[ Stay up on tech news and reviews from your smartphone at infoworldmobile.com. | Get the best iPhone apps for pros with our business iPhone apps finder. | See which smartphone is right for you in our mobile "deathmatch" calculator. ]
"The first thing we need to do is educate customers about what represents a megabyte of data and...we're improving systems to give them real-time information about their data usage," he said. "Longer term, there's got to be some sort of pricing scheme that addresses the [heavy] users."
AT&T has found that only 3 percent of its smartphone users -- primarily iPhone owners -- are responsible for 40 percent of total data usage, largely for video and audio, de la Vega said. Educating that group about how much they are using could change that, as AT&T has found by informing wired Internet customers of such patterns.
"With landline capabilities, we used that concept and customers didn't know how much data they were using -- including parents who didn't know how their children were using [video and audio]," he said. "Once alerted, they reduced their consumption without anything other than being told that data was being used in an inordinate fashion."
De la Vega's comments on data use were previewed in a keynote he gave in October at the CTIA , but he went beyond those earlier comments today: "We are going to make sure incentives are in place to reduce or modify [data]uses so they don't crowd out others in the same cell sites."
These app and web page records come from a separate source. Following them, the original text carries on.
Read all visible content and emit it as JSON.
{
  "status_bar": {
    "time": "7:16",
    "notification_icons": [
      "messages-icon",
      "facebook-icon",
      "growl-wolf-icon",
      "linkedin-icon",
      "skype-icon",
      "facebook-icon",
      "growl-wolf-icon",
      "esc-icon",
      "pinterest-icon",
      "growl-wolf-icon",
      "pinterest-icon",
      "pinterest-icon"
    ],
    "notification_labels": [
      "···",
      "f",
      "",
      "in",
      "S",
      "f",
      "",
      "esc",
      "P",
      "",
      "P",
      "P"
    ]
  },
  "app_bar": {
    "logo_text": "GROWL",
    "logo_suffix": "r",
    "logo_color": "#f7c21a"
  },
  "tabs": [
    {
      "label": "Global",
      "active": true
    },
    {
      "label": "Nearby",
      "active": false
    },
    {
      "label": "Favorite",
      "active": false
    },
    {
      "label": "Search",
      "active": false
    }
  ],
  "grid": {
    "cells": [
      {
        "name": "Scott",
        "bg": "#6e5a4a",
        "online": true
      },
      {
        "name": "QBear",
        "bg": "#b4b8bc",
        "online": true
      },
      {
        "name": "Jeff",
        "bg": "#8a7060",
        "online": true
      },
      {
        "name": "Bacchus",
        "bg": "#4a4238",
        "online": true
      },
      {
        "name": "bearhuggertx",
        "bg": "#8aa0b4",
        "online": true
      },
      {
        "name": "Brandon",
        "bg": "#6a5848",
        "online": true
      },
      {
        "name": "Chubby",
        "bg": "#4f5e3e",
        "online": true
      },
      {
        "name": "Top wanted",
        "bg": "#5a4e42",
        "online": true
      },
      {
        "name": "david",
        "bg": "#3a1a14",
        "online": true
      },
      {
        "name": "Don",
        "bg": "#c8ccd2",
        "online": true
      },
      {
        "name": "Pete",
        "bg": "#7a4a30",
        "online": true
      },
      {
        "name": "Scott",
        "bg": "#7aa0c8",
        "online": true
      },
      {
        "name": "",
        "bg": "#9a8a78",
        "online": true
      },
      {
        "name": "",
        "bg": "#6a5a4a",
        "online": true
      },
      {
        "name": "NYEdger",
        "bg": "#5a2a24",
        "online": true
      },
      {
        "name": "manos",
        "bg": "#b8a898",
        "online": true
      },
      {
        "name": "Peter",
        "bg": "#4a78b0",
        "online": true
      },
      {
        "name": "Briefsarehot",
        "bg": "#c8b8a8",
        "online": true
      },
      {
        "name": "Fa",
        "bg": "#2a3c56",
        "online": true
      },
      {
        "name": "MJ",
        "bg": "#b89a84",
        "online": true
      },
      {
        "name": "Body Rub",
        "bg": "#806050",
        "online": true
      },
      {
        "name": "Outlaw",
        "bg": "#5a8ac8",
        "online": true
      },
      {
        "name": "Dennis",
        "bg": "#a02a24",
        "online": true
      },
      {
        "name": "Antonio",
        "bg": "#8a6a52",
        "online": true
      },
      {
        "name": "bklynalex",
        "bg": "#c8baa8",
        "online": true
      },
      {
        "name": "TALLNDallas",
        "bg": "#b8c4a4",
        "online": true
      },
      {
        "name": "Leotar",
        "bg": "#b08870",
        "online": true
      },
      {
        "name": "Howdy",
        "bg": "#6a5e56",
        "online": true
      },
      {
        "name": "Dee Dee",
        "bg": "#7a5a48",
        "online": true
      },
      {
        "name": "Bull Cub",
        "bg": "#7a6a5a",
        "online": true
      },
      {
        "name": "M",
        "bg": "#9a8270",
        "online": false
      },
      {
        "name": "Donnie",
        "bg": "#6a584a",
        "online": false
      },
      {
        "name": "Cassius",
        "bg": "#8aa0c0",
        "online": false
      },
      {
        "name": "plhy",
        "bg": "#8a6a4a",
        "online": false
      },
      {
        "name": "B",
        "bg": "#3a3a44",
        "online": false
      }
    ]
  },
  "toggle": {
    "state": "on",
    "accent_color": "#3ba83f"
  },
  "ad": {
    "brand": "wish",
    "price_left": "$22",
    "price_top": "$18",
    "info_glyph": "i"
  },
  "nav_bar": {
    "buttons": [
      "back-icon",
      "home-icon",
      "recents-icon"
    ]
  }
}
Focus groups have been formed at AT&T to figure out how to proceed; AT&T is already setting up its systems to give smartphone users real-time data on their data patterns, he said.
"What's driving [high] usage are things like video or audio that plays around the clock," he added. "We have to get to those customers and get them to recognize they have to change their patterns, or there are things we will do to change those patterns."
He said he also felt that whatever AT&T does will conform with Net neutrality regulations already in place or under consideration by federal regulators, including the Federal Communications Commission.
Before taking questions, de la Vega also used a 20-minute address to defend AT&T's network, though he did not mention a series of TV ads used to rebut those from Verizon Wireless. Nor did he mention a lawsuit AT&T filed, then dropped, on the matter.
He noted a recent third-party study using driving tests showing AT&T's network outperforms Verizon's on throughput speeds. The study also found AT&T had only slightly more dropped calls than Verizon, with just two additional dropped calls per 1,000 than Verizon.